Stephanie Cheung started dancing at the age of 13, beginning her training in classical ballet, studying with Marat Daukayev, David Wilcox, and Vera Ninkovic. She received her Bachelor’s Degree from California State University, Long Beach. She has attended intensives with Alvin Ailey American Dance Theatre, Long Beach Ballet, Marat Daukayev Ballet School, and West Side Ballet.
Ani Darcey has trained and performed with Philadanco, the Martha Graham Dance Company, and Black Grace dance company from New Zealand. She was a showgirl in Donn Arden's Jubilee! in Las Vegas and is a member of Cabaret Versatile in Los Angeles. She has also performed at the Billboard Awards, on Jane the Virgin and been a part of numerous commercials and films as an actor.

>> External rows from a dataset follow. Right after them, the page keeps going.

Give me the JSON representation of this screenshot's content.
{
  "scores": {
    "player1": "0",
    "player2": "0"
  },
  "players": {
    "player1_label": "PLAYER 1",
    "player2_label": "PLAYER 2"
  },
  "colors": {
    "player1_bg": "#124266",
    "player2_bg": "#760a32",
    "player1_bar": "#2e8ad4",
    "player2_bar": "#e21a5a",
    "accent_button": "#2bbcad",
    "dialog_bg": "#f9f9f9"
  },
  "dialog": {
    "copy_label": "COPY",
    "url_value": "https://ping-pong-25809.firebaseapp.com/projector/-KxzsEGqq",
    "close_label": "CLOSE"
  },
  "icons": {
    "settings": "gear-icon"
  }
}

Joseph Lister began his training in dance at Florida Dance Theatre in 2005 becoming a trainee with their professional company in 2008. Later he joined Smoke, Lilies and Jade in Philadelphia under Zane Booker and studied at the Alonzo King LINES Ballet training program. He has collaborated with and danced for many artists including Earl Mosley, Brigette Dunn-Korpela, and Ferdinand DeJesus among others.
Moises Josue Michel started his dance training at the age of 16 at Los Angeles County High School of the Arts, training in both Horton and ballet. After graduating he went to attend the University of the Arts (Philadelphia, PA) for his BFA in Dance. He has performed in works by Douglas Becker, Sidra Bell, Roni Koresh, and many others.
Rein Short earned a degree in Dance Performance from Towson University and moved to New York City where she was a freelance dancer. Rein has worked with companies and choreographers along the East Coast including American Dance Institute, Baltimore Ballet, Alexandra Rose and Katya Danko.